If you are a small, medium or enterprise class business-to-business technology company, your needs are best served with a boutique PR agency partner.
Why? There are a few reasons.
The requirements of media covering IT and technology are specific and nuanced
Technology PR is very nuanced and very targeted, and typically involves a deep, rather than surface understanding of how a newsroom at a tech publication works.
Many large and even some small agencies are mostly generalists. This means they have clients servicing many different industries. For example, an agency might have clients in the consumer packaged goods, healthcare, finance, retail and a list of many more industries. This means they are likely targeting many different media types, with no depth of understanding those audiences. They simply don’t have the time or cycles to pay better attention to the media they are targeting.
Additionally, when you look at the IT and tech outlets, many of the seasoned editors have been inside the industry for at least 25 years. This makes it critical to have access to senior people on the agency side, but who also continue to be hands on in their roles, meaning they pitch media regularly.
At a larger, multi-industry agency this is hard to achieve because the senior executives are busy growing their own businesses. They have larger budgets, so that allows them to delegate all of the day-to-day work to others. This makes them several steps removed from the discipline of PR, and erases the hope of them being connected to actual journalists.
As a client, you might be shuffled around in favor of the agency’s competing priorities
If you are tech company and you opt to partner with a large, global, multi-industry agency, your needs might get pushed down over time, in favor of the agency’s larger corporate and financial needs.
For example, in a post-Omnicom and WPP-era, so many agencies, even those claiming to be smallish or even mid-sized—are actually owned by large advertising conglomerates, many of which are beholden to shareholder value and other financial demands placed on them. These larger corporate initiatives and dynamics often overshadow your day-to-day needs as a client.
With an independent, boutique agency, you can rest well that your needs are at the top of their list all of the time, because they simply don’t have the same financial and other corporate pressures to distract them.
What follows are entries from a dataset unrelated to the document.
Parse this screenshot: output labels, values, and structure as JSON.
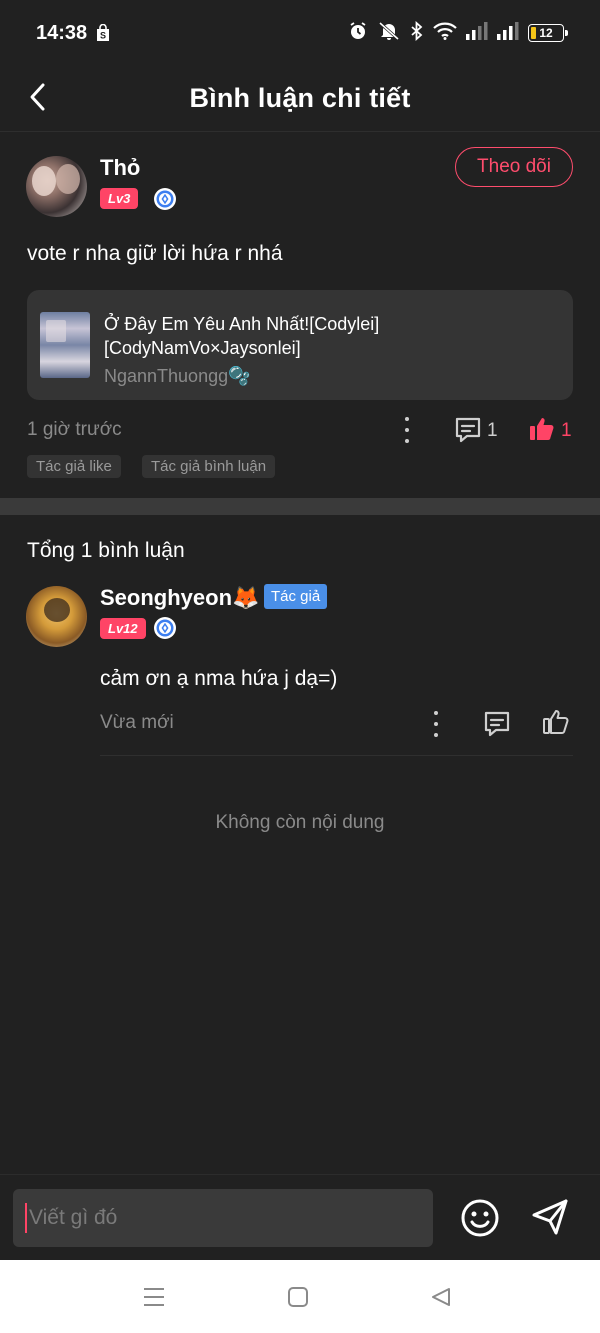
{
  "status": {
    "time": "14:38",
    "battery": "12"
  },
  "header": {
    "title": "Bình luận chi tiết"
  },
  "post": {
    "username": "Thỏ",
    "level": "Lv3",
    "follow_label": "Theo dõi",
    "text": "vote r nha giữ lời hứa r nhá",
    "book": {
      "title": "Ở Đây Em Yêu Anh Nhất![Codylei][CodyNamVo×Jaysonlei]",
      "author": "NgannThuongg🫧"
    },
    "time": "1 giờ trước",
    "comment_count": "1",
    "like_count": "1",
    "tags": [
      "Tác giả like",
      "Tác giả bình luận"
    ]
  },
  "comments_section": {
    "total": "Tổng 1 bình luận",
    "comments": [
      {
        "username": "Seonghyeon🦊",
        "author_tag": "Tác giả",
        "level": "Lv12",
        "text": "cảm ơn ạ nma hứa j dạ=)",
        "time": "Vừa mới"
      }
    ],
    "end_text": "Không còn nội dung"
  },
  "input": {
    "placeholder": "Viết gì đó"
  },
  "colors": {
    "accent": "#ff4466",
    "background": "#212121",
    "author_tag": "#4a8fe8",
    "muted": "#8a8a8a"
  }
}
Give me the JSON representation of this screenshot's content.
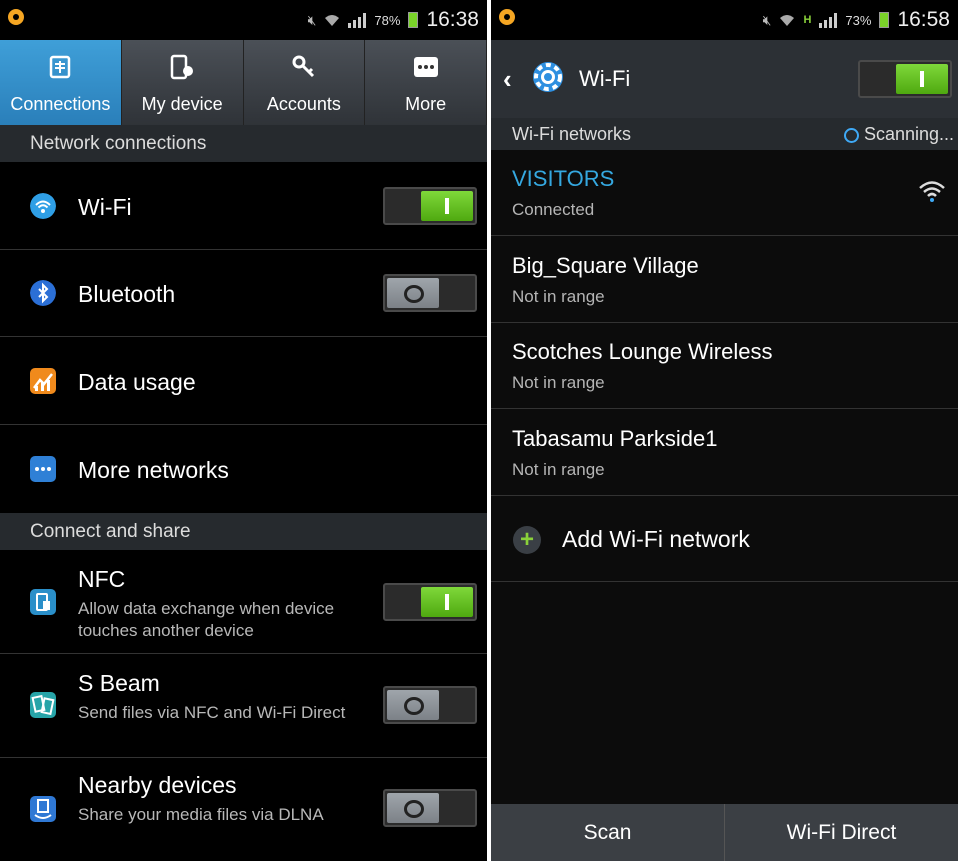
{
  "left": {
    "status": {
      "battery": "78%",
      "time": "16:38"
    },
    "tabs": [
      {
        "label": "Connections",
        "icon": "connections-icon",
        "active": true
      },
      {
        "label": "My device",
        "icon": "device-icon",
        "active": false
      },
      {
        "label": "Accounts",
        "icon": "key-icon",
        "active": false
      },
      {
        "label": "More",
        "icon": "more-icon",
        "active": false
      }
    ],
    "sections": {
      "network": "Network connections",
      "share": "Connect and share"
    },
    "network_items": [
      {
        "label": "Wi-Fi",
        "toggle": "on"
      },
      {
        "label": "Bluetooth",
        "toggle": "off"
      },
      {
        "label": "Data usage"
      },
      {
        "label": "More networks"
      }
    ],
    "share_items": [
      {
        "label": "NFC",
        "sub": "Allow data exchange when device touches another device",
        "toggle": "on"
      },
      {
        "label": "S Beam",
        "sub": "Send files via NFC and Wi-Fi Direct",
        "toggle": "off"
      },
      {
        "label": "Nearby devices",
        "sub": "Share your media files via DLNA",
        "toggle": "off"
      }
    ]
  },
  "right": {
    "status": {
      "battery": "73%",
      "time": "16:58"
    },
    "title": "Wi-Fi",
    "wifi_enabled": true,
    "networks_header": "Wi-Fi networks",
    "scanning": "Scanning...",
    "networks": [
      {
        "name": "VISITORS",
        "status": "Connected",
        "connected": true
      },
      {
        "name": "Big_Square Village",
        "status": "Not in range"
      },
      {
        "name": "Scotches Lounge Wireless",
        "status": "Not in range"
      },
      {
        "name": "Tabasamu Parkside1",
        "status": "Not in range"
      }
    ],
    "add_network": "Add Wi-Fi network",
    "buttons": {
      "scan": "Scan",
      "wifi_direct": "Wi-Fi Direct"
    }
  },
  "colors": {
    "accent": "#3fa9f5",
    "toggle_on": "#6cc72a",
    "connected_name": "#35a8e0"
  }
}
They focus on YOU, meeting your objectives and your needs.
Integration across offline and online digital marketing channels is far more likely to occur organically at a small boutique
While mid-sized and large PR agencies certainly have access to various offerings in other departments—ranging from creative to digital to lead generation—gaining access to such services in a natural, organic way is nearly impossible.
This is because these services live outside of the core PR business, and are typically separate P&Ls with competing leaders, interests and agendas.
For small boutiques, this is a foreign concept. For example, at Idea Grove, our creative talent, content talent, PR pros, digital media pros and the like are all one team, reporting to a single person, with a focused mission: provide results-driven, great client service. We can pull in anyone we want to add value to discussions, lend strategic guidance or just brainstorm a new idea. There is zero bureaucracy, politics or process needed to punch through. We just want to get the job done for our clients, and we tend to just focus on striving toward the results.
Independent, tech PR boutiques are thought leaders for their industry
All agencies will talk to their client contacts and executives about thought leadership as an important part of the marketing and PR mix. What smaller tech boutique agencies can also do is provide their own thought leadership, within technology circles but also within marketing and PR circles.
At Idea Grove, our founder Scott Baradell was one of the first to actively blog, well over a decade ago. That led to a series of great things, including impressive SEO rankings, and exposure to all kinds of new clients and projects. It also cemented our place in the marketing world when it comes to offering insights and advice.
And it made us more relevant to our clients. For example, when we provide counsel to our clients on a speaking platform—whether it’s how and what they post to their Twitter account, or what their executives should be blogging about—we can draw on our own specific work and results, rather than just relying on past client work.
Ultimately, boutique agencies are not just an “agency” per se, they are a partner. They are unencumbered by red tape and devote more energy and resources to accomplishing your goals. When you choose a boutique, you are choosing a team with deep subject matter expertise, high integration and a desire to provide the best results and in-depth insights.